While some question the ambitious timetable, they believe Swire is the type of developer that can make it happen.
“The size of this development has got to be over a 10-year program or more,” said Michael Cannon, a local real estate industry analyst. “If anyone has the capital to do it, they do. They have patient capital. They apparently have made a commitment to Miami.”
Swire would likely fund the development itself, if it doesn’t secure traditional financing, Owens said.
Brickell CitiCentre is expected to generate $1 billion in overall economic impact, according to a study by Miami Economic Associates. The benefits would include 1,700 construction jobs for each of the four years of construction, plus 3,800 jobs upon the project’s completion.
The city of Miami would receive $5.4 million in annual taxes from Brickell CitiCentre, while Miami-Dade County would get another $9.6 million in annual taxes.
“This is a huge complex that will bring to Brickell Avenue, downtown Miami and East Little Havana an energy it has never, ever seen before,” said Regalado, who will take the nontraditional step of presenting a developer’s project to the City Commission. “I think it needs to carry the clout of the office of the mayor to send a message that this is a huge project for the city of Miami.”
The last major project of this magnitude was Midtown Wynwood Miami, but that development is being built in phases and spread out over a larger area. Midtown also includes more residential towers and big-box retail.
Brickell CitiCentre is a natural next step for Swire Properties, which bought the deserted Claughton Island in 1980 and turned it into Brickell Key, a secluded haven of high-end condominiums, office buildings, a Mandarin Oriental hotel and a smattering of retail shops and restaurants. With only one undeveloped parcel left on Brickell Key adjacent to the Mandarin Oriental, Swire set its sites years ago on finding a new venture in the heart of the Brickell Financial District.
Swire paid $41 million in an all-cash deal for the first two undeveloped parcels that form the core for Brickell CitiCentre, straddling South Miami Avenue. The land had been on the market during the boom for as much as $110 million and the original plans for a different version of a mixed-used project with the same name were designed by a group headed by J. Kevin Reilly.
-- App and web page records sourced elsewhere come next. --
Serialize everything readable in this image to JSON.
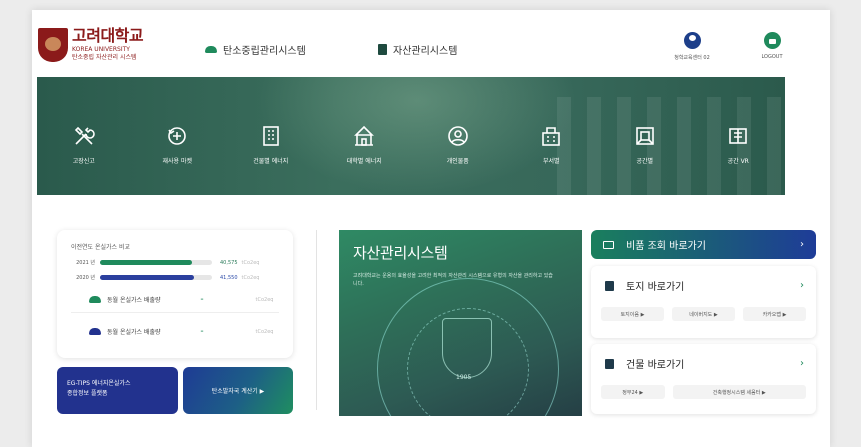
{
  "header": {
    "logo_kr": "고려대학교",
    "logo_en": "KOREA UNIVERSITY",
    "logo_sub": "탄소중립 자산관리 시스템",
    "carbon_link": "탄소중립관리시스템",
    "asset_link": "자산관리시스템",
    "user_name": "청학교육센터 02",
    "logout": "LOGOUT"
  },
  "menu": [
    {
      "label": "고장신고",
      "icon": "tools-icon"
    },
    {
      "label": "재사용 마켓",
      "icon": "recycle-icon"
    },
    {
      "label": "건물별 에너지",
      "icon": "building-icon"
    },
    {
      "label": "대학별 에너지",
      "icon": "school-icon"
    },
    {
      "label": "개인물품",
      "icon": "person-icon"
    },
    {
      "label": "부서별",
      "icon": "department-icon"
    },
    {
      "label": "공간별",
      "icon": "space-icon"
    },
    {
      "label": "공간 VR",
      "icon": "vr-icon"
    }
  ],
  "gas": {
    "title": "이전연도 온실가스 비교",
    "rows": [
      {
        "year": "2021 년",
        "value": "40,575",
        "unit": "tCo2eq",
        "fraction": 0.82
      },
      {
        "year": "2020 년",
        "value": "41,550",
        "unit": "tCo2eq",
        "fraction": 0.84
      }
    ],
    "legend": [
      {
        "label": "동월 온실가스 배출량",
        "dash": "–",
        "unit": "tCo2eq"
      },
      {
        "label": "동월 온실가스 배출량",
        "dash": "–",
        "unit": "tCo2eq"
      }
    ]
  },
  "buttons": {
    "egtips_line1": "EG-TIPS 에너지온실가스",
    "egtips_line2": "종합정보 플랫폼",
    "carbon_calc": "탄소발자국 계산기 ▶"
  },
  "feature": {
    "title": "자산관리시스템",
    "desc": "고려대학교는 운용의 효율성을 고려한 최적의 자산관리 시스템으로 유형의 자산을 관리하고 있습니다.",
    "year": "1905"
  },
  "right": {
    "quick": "비품 조회 바로가기",
    "land_title": "토지 바로가기",
    "land_chips": [
      "토지이음 ▶",
      "네이버지도 ▶",
      "카카오맵 ▶"
    ],
    "bldg_title": "건물 바로가기",
    "bldg_chips": [
      "정부24 ▶",
      "건축행정시스템 세움터 ▶"
    ],
    "arrow": "›"
  },
  "colors": {
    "green": "#1f8a5c",
    "navy": "#22328e",
    "crimson": "#8b1a1a"
  }
}
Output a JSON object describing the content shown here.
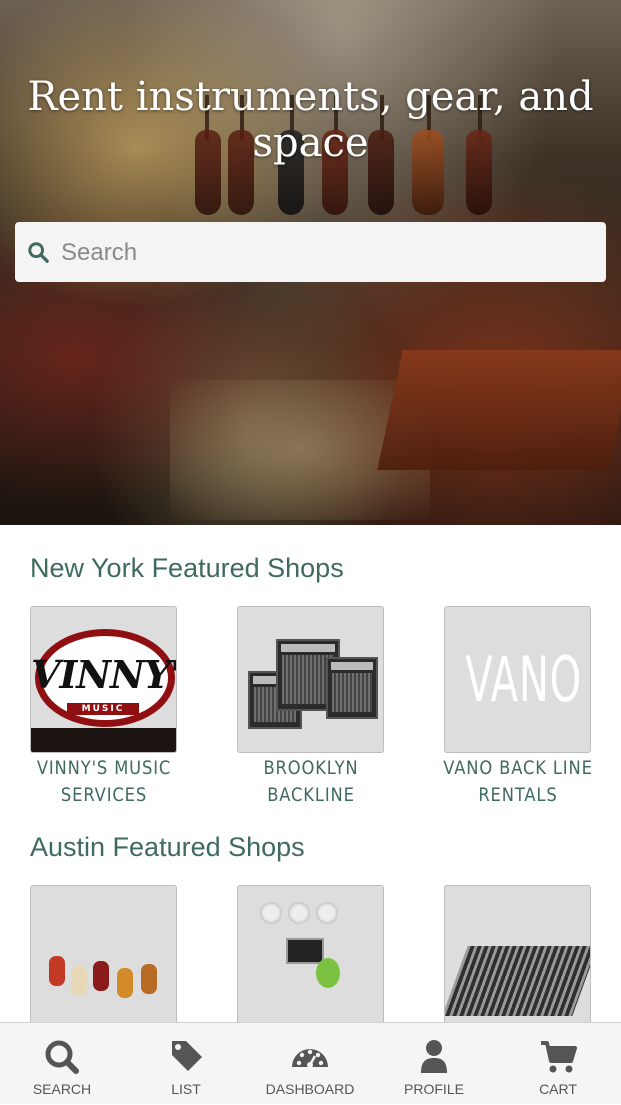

But Swire acquired the property after the lender iStar Financial took the property back from Reilly.
The final parcels – the Brickell Tennis Center and the Eastern National Bank headquarters – were acquired earlier this year for a total cost of about $27 million. The additional acreage was necessary to get the site over the nine-acre threshold needed to apply for a special area plan under the terms of Miami 21.
Brickell CitiCentre is modeled after similar projects that Swire’s parent company has developed in Asia, including Pacific Place in Hong Kong. The first phase would include about 500,000-square feet of retail shops and restaurants, a 290-room four-star hotel, two eight-story office towers and a residential tower with about 270 units.
The retail would likely be anchored by at least one department store, plus a mix of luxury and moderate retailers focusing on fashion brands and home furnishings, including national and international brands, Owens said. The project would not contain big-box retailers like Target or Best Buy.
Retail industry experts agree that the dense urban area has enough consumers to support the project. The challenge will be luring retailers away from other shopping centers or persuading them to open an another store.
“It’s certainly going to give Merrick Park a run for its money, as well as Dadeland,” said Cynthia Cohen, president of Strategic Mindshare, a retail consultant with a Miami office.
The key, she said, would be the name-brand anchor stores.
“If you’re going to steal retailers from Dadeland or Merrick Park, you’ve got to make them a better deal. Those better deals have a financial impact on your pocket. They have to be willing to play this out for the long term.”